**Exercise goal**
Among the records, which lines include "label"? List them.

**Available data**
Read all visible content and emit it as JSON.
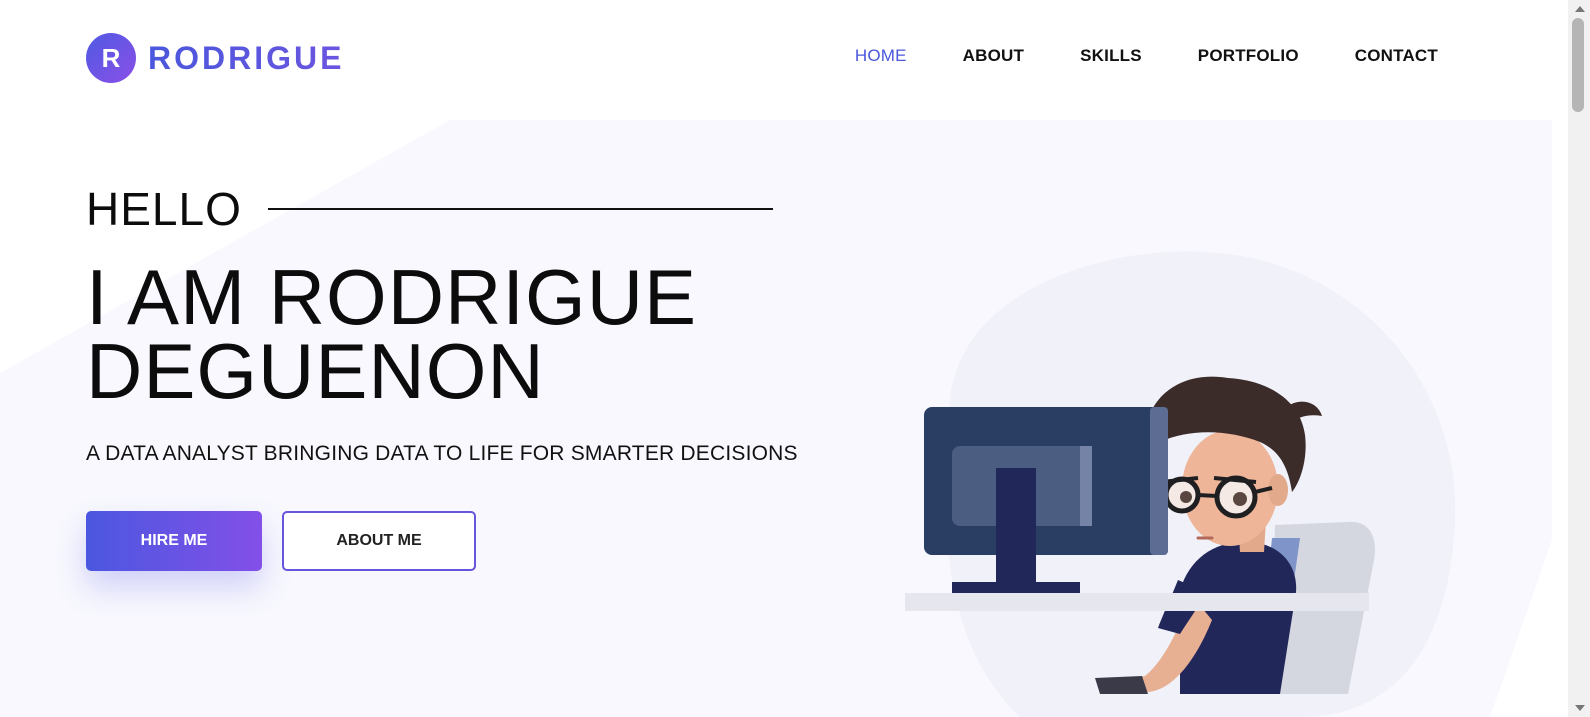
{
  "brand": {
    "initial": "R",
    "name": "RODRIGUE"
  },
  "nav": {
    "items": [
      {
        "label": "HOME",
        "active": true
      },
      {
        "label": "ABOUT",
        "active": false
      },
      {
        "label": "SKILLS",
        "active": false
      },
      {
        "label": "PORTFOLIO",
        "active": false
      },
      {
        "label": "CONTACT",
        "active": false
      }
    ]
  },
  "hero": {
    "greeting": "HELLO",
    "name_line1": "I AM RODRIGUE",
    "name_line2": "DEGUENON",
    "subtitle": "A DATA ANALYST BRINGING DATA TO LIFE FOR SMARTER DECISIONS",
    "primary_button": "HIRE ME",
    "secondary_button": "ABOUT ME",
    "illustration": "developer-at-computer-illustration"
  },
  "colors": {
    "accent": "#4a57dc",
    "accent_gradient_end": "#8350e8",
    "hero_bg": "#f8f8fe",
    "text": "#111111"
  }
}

**Answer section**
        "label": "HOME",
        "label": "ABOUT",
        "label": "SKILLS",
        "label": "PORTFOLIO",
        "label": "CONTACT",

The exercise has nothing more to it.